 The first thing that strikes you is how well the film is lit and shot. The period locations and costumes are visually sumptuous and perfect. Better yet, the acting entirely matches the skill of the direction that takes its method from the theatre – emotions are conveyed by expression and not dialogue. Glenn Close gives her best performance on celluloid as the scheming Madame de Merteuil, amorally hellbent on bending everyone to her will, no matter the method or the cost, and John Malkovitch is her perfect foil as the cynical hedonistic but world-weary Valmont. Michelle Pfeiffer engages our empathy as the tortured and manipulated target of Malkovitch’s desire and Close’s plotting.
 Stephen Frears, in his American film debut, creates a lush visage of restrained yet swooning passions, icy stares, and hushed, measured speeches against the backdrop of the Ile-de-France…
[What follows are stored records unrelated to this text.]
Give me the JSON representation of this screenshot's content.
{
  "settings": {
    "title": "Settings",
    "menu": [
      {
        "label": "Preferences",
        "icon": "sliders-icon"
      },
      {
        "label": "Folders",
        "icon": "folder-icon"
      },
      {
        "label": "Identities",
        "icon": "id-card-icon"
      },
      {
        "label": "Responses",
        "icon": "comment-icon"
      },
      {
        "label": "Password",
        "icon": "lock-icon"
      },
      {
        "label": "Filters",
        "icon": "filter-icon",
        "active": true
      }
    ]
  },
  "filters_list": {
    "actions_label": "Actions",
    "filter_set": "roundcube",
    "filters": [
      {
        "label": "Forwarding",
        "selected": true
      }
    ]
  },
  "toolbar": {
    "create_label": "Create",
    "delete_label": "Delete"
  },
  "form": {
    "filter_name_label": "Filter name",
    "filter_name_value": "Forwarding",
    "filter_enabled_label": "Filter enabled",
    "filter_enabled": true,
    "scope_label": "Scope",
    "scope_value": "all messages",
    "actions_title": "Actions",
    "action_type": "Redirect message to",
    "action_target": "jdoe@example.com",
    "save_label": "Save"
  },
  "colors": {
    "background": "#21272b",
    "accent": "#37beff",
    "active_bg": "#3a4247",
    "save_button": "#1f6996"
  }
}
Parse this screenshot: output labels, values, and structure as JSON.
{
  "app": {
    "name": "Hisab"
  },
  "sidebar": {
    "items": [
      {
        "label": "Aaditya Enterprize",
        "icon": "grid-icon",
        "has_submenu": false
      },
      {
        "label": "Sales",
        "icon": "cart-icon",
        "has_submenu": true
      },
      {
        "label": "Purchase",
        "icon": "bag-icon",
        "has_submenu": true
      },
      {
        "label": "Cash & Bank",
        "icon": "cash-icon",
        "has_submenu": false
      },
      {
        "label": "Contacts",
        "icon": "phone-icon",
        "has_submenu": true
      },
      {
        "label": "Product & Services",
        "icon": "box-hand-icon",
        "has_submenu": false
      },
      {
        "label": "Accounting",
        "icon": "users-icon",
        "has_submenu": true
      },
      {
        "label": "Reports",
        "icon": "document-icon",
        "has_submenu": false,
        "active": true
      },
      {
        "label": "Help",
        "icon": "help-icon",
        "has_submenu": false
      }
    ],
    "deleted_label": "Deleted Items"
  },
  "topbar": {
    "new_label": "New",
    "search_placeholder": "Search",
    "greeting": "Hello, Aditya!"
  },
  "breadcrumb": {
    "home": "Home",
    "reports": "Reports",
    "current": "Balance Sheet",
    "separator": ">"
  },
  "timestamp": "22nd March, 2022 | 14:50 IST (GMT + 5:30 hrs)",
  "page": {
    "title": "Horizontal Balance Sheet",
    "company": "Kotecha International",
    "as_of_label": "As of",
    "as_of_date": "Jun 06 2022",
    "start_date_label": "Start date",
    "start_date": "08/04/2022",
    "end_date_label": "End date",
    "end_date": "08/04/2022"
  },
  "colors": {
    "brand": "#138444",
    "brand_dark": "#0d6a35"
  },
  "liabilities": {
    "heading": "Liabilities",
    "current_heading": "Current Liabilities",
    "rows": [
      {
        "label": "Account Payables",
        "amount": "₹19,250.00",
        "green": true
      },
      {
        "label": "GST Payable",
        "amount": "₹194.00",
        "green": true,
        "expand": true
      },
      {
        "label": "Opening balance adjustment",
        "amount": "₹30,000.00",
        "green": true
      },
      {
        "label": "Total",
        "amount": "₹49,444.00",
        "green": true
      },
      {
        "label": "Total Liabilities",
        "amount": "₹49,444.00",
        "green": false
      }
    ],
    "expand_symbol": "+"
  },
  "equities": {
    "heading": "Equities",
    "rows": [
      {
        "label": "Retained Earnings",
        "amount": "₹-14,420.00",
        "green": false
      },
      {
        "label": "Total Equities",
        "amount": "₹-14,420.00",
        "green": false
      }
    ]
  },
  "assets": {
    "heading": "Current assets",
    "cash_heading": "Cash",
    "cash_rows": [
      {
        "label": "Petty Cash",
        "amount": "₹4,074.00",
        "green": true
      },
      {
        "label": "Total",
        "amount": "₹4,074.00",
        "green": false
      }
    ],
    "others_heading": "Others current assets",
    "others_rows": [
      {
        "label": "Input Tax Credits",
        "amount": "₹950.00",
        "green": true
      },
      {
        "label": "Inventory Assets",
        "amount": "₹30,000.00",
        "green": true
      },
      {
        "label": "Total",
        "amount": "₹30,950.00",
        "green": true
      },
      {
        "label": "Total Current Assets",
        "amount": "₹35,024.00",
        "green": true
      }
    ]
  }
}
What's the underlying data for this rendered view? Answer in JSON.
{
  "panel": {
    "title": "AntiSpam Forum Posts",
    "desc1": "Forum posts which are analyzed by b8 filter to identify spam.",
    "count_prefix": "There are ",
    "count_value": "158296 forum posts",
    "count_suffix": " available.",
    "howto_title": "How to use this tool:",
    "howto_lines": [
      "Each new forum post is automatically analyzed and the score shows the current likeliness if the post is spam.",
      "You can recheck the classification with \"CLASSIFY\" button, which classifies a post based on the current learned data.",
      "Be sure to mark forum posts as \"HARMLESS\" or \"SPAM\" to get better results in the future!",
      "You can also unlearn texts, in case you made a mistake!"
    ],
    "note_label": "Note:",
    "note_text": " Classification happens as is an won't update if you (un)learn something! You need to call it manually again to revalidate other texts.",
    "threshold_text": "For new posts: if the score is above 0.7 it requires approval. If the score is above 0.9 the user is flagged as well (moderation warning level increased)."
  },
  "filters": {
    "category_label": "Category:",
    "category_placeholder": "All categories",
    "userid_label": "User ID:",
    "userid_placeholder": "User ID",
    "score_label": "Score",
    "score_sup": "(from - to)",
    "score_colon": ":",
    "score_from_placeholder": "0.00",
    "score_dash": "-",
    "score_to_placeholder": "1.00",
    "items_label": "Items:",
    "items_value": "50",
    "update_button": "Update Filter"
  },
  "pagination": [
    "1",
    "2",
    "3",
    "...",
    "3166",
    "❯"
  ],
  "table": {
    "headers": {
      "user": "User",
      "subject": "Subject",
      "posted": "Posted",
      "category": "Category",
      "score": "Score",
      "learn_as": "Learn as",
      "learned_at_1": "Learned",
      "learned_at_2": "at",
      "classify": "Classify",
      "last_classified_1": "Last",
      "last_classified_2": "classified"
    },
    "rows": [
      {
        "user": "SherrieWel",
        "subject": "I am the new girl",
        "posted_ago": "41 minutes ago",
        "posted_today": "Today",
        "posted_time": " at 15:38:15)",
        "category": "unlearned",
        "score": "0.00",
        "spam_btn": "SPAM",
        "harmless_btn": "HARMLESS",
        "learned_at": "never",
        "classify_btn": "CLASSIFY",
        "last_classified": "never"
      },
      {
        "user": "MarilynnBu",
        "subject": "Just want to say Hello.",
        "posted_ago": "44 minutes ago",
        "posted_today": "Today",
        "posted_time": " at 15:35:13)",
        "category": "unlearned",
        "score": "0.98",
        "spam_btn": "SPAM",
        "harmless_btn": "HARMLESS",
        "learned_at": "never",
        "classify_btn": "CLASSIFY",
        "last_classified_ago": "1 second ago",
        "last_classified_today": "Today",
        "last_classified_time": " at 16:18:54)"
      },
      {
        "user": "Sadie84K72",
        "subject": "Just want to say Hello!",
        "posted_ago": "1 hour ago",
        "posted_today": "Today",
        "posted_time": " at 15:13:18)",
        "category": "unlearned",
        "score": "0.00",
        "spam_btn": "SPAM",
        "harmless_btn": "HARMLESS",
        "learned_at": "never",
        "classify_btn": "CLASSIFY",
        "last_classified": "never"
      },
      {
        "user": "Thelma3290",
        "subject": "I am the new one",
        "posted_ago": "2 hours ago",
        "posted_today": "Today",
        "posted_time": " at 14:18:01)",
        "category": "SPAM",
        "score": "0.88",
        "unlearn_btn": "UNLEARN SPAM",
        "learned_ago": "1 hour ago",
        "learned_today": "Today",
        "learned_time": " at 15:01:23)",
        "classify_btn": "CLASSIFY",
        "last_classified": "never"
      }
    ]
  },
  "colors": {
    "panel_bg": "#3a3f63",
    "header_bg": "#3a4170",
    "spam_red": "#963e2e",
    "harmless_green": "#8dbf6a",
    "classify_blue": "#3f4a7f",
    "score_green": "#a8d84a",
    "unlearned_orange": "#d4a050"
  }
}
The dark comedy that pins two bored aristocrats against each other as they play God with other people’s lives without realizing the devastating consequences that will result from this has been the stuff of legend and allure. Glenn Close, John Malkovich, and Michelle Pfeiffer all are beyond awards in their exacting and multidimensional portrayals of three very different people caught in a web of deceit. However the star of this adaptation has to be Christopher Hampton who immortalizes Laclos’ vision in a subtle, yet powerful story filled with subtext and restrained cruelty.
-Excerpts from IMDB reviews